- **Recorded information**:
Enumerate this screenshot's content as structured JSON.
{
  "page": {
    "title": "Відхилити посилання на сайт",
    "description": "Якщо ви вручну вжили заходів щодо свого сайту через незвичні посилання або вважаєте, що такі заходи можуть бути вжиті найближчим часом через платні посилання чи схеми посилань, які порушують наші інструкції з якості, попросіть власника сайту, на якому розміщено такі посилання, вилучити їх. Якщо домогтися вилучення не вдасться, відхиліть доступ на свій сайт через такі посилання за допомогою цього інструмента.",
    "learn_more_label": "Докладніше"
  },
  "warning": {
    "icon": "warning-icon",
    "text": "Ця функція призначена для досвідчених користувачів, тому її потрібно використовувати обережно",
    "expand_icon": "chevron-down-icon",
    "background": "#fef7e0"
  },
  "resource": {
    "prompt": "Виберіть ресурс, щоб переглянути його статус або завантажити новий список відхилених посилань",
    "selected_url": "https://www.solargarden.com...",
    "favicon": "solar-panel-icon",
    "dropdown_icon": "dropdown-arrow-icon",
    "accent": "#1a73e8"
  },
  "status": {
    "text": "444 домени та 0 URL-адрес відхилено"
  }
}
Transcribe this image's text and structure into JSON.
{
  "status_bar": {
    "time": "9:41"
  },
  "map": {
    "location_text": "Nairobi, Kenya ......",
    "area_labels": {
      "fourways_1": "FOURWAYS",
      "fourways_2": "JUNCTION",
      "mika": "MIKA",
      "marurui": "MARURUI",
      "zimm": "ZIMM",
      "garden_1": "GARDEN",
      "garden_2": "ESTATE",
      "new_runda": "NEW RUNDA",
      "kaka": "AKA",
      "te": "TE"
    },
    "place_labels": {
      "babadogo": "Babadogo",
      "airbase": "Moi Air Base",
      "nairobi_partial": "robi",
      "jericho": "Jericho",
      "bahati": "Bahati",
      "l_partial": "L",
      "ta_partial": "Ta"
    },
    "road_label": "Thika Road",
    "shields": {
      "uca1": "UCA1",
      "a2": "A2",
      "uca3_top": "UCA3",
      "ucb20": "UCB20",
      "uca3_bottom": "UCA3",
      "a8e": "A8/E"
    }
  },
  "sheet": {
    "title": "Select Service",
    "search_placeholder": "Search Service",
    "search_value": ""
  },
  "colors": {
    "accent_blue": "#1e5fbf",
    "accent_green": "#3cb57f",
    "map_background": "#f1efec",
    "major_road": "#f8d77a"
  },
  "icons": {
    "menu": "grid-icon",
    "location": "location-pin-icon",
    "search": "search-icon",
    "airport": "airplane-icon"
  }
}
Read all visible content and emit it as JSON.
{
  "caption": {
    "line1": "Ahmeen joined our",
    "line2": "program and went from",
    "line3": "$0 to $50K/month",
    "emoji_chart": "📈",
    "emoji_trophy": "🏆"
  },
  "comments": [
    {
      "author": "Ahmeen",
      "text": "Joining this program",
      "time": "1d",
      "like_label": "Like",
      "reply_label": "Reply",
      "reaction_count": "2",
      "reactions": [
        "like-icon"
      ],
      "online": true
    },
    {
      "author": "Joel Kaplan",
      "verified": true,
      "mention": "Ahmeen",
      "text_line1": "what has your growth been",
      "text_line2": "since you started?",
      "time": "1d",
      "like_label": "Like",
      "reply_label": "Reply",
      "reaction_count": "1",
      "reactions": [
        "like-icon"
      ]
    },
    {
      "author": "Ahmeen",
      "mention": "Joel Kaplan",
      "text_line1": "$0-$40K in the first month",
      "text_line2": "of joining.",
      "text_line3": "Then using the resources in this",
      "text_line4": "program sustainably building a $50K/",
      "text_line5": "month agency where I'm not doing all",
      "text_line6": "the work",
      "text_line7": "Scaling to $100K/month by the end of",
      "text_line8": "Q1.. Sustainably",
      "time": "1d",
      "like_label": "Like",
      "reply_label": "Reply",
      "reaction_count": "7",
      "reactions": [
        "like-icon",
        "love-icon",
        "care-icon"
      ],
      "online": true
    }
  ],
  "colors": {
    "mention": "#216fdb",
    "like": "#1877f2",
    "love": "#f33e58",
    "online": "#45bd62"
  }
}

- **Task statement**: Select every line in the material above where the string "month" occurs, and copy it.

- **Task output**:
    "line3": "$0 to $50K/month",
      "text_line1": "$0-$40K in the first month",
      "text_line5": "month agency where I'm not doing all",
      "text_line7": "Scaling to $100K/month by the end of",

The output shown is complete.